Senior Emily Vayda recently started a club called the Gleaning Crew. Vayda said the Gleaning Crew is an offshoot of Campus Kitchens, an SGA-recognized club that she is president of. However, Vayda is choosing not to seek SGA recognition.

“I intentionally did not bring it up to SGA because I really want it be a very low-level, low-key club that people can come join,” she said. “If you don’t need financial aid in any way and you just want people to be interested in the thing you’re interested in, I think it’s just better to make a club that doesn’t need a president or treasurer, or a mission statement and things like that.”

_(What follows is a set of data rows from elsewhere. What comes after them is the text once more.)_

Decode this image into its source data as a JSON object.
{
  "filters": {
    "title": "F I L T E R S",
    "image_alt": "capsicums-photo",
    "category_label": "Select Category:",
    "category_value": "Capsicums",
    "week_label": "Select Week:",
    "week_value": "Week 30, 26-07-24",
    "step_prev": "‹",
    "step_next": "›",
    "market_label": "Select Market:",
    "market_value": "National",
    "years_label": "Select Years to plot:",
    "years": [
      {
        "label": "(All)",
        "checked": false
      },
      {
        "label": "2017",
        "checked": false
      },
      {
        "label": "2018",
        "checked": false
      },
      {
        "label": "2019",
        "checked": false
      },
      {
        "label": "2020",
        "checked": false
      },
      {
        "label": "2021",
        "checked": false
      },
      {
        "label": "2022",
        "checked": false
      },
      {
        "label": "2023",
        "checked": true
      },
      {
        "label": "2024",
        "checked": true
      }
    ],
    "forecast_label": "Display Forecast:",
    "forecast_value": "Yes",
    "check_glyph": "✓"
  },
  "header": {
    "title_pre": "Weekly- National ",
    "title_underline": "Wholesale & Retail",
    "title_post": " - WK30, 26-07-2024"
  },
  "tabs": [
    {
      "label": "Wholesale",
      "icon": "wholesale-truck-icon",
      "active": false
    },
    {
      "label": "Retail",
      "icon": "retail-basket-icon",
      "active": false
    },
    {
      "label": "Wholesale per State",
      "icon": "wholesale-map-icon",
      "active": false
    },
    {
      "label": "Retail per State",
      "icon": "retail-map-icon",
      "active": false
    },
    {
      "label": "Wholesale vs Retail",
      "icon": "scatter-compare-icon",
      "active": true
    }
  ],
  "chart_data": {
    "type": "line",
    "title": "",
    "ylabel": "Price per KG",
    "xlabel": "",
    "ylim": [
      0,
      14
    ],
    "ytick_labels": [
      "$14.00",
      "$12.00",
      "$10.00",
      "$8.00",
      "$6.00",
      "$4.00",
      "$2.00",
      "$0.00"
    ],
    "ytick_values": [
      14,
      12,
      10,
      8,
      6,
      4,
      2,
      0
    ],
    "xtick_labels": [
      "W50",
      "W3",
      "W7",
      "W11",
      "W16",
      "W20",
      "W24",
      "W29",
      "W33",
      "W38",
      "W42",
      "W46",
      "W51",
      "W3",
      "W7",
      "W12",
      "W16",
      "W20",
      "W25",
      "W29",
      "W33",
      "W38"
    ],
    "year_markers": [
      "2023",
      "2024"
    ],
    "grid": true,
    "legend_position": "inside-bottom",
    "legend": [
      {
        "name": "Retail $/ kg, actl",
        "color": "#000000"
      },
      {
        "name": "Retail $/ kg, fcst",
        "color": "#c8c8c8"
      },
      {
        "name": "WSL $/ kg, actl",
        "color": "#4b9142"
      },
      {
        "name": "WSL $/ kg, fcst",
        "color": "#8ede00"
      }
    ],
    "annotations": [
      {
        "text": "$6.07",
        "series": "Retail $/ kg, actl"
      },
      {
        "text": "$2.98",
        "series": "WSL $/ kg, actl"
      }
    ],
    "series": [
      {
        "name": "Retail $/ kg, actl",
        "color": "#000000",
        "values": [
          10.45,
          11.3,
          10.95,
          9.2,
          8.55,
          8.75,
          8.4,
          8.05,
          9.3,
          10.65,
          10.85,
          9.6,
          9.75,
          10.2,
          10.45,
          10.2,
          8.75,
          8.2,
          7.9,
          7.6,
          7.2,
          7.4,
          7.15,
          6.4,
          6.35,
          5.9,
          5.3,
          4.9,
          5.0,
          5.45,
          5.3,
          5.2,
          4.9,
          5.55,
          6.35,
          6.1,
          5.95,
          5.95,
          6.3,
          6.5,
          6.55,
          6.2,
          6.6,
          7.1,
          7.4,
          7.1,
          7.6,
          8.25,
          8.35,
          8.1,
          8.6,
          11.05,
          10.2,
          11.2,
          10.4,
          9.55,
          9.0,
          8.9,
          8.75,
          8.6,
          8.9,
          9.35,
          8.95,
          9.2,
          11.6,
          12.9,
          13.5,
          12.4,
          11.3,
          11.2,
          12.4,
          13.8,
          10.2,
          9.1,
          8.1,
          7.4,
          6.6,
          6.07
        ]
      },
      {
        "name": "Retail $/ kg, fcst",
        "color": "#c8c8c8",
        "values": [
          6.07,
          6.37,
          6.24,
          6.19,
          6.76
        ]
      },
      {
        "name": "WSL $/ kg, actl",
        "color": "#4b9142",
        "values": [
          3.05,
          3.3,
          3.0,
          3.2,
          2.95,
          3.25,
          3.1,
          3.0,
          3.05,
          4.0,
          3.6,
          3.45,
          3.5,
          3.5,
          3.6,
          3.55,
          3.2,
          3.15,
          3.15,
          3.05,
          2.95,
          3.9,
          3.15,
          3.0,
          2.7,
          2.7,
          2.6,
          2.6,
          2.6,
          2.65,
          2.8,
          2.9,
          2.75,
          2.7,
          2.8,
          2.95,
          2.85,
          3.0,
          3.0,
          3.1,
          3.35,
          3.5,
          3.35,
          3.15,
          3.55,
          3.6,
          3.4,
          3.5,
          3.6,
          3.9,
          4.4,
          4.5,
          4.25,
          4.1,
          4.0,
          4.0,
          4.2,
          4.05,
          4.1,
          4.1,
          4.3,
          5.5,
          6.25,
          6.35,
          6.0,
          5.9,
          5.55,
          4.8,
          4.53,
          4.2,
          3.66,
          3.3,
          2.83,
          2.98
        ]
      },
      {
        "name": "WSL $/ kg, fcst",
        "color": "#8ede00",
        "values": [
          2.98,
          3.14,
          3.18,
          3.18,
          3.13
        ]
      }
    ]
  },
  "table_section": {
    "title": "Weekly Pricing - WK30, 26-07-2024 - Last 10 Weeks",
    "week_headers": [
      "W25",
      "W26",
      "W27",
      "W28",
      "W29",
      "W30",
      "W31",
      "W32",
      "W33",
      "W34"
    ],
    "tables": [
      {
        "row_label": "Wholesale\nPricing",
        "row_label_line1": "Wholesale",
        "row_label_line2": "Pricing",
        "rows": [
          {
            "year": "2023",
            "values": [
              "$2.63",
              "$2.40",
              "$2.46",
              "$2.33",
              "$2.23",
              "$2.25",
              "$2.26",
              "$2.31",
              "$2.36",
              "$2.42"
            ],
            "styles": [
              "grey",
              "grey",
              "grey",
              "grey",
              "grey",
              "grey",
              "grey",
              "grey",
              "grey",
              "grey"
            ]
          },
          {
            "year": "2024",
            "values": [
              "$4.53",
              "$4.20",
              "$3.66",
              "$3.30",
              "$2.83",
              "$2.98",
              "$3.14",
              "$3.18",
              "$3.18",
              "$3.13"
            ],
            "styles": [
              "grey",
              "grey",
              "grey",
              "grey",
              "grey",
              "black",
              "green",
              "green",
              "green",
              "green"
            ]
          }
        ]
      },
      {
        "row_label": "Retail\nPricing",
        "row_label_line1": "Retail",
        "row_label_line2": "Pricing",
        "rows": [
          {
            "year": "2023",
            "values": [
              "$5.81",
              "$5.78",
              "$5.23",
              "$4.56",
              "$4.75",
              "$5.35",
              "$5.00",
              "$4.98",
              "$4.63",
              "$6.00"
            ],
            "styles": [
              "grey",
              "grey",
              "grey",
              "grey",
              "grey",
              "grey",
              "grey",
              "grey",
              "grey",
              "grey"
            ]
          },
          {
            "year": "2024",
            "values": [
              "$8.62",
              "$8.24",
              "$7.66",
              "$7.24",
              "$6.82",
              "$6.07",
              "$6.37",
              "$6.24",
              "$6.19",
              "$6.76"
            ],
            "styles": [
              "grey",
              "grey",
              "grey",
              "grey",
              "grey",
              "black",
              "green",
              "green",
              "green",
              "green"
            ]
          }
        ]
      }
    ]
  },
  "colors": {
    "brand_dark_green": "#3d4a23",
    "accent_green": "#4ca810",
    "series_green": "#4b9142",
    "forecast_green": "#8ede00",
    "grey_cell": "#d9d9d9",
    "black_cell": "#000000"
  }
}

Once a club is recognized they are obligated to attend a variety of events organized by club affairs.

There is a treasurer’s workshop in the fall, which explains to club signers ways to fundraise and how to handle money, Brown said. Club Affairs also hosts a social justice training in the fall. This is separated into two nights, one for club sports and another for all other clubs.

“I think it’s good that they do the social justice trainings,” Vayda said. “It’s really good for clubs. All of the clubs have a social impact, and so based on who you’re letting into your club and how you run your club, you could be inadvertently socially unjust.”

Brown, Treasurer Roger DaGama and Finance Committee Chair Jacquelyn Langham will hold a fundraising workshop in the spring. The event is focused on fundraising ideas and methods, Brown said.  

Despite Club Affairs being responsible for overseeing all activities related to SGA clubs and organizations, not all clubs are in close contact with the committee.

“Honestly, it’s mostly just Roger [DaGama] that we deal with,” said senior Emma Simmons, president of FeelGood. “Every year we have a meeting with the financial committee and we discuss with them the progressions of the future of FeelGood. But there’s never talk with anyone else.”

However, this is not unusual, according to DaGama, who maintains the accounts of all SGA organizations. DaGama said that it is typical for clubs to have more interaction with the treasurer than Club Affairs.

Vayda also said interaction with SGA is limited, except for mandatory events. She said the primary reasons for Campus Kitchen to be SGA recognized is for financial support and storage.

“As a club we don’t really spend a lot of time dealing with SGA people unless they have issues with us or we have mandatory meetings we have to go to” she said.

The Club Affairs Committee and the SGA executive team are working to improve the relationship that exists between SGA and the organizations.

“This year, our big thing is promoting the clubs, especially the events. I think it’s great to just support the leaders on campus,” Brown said.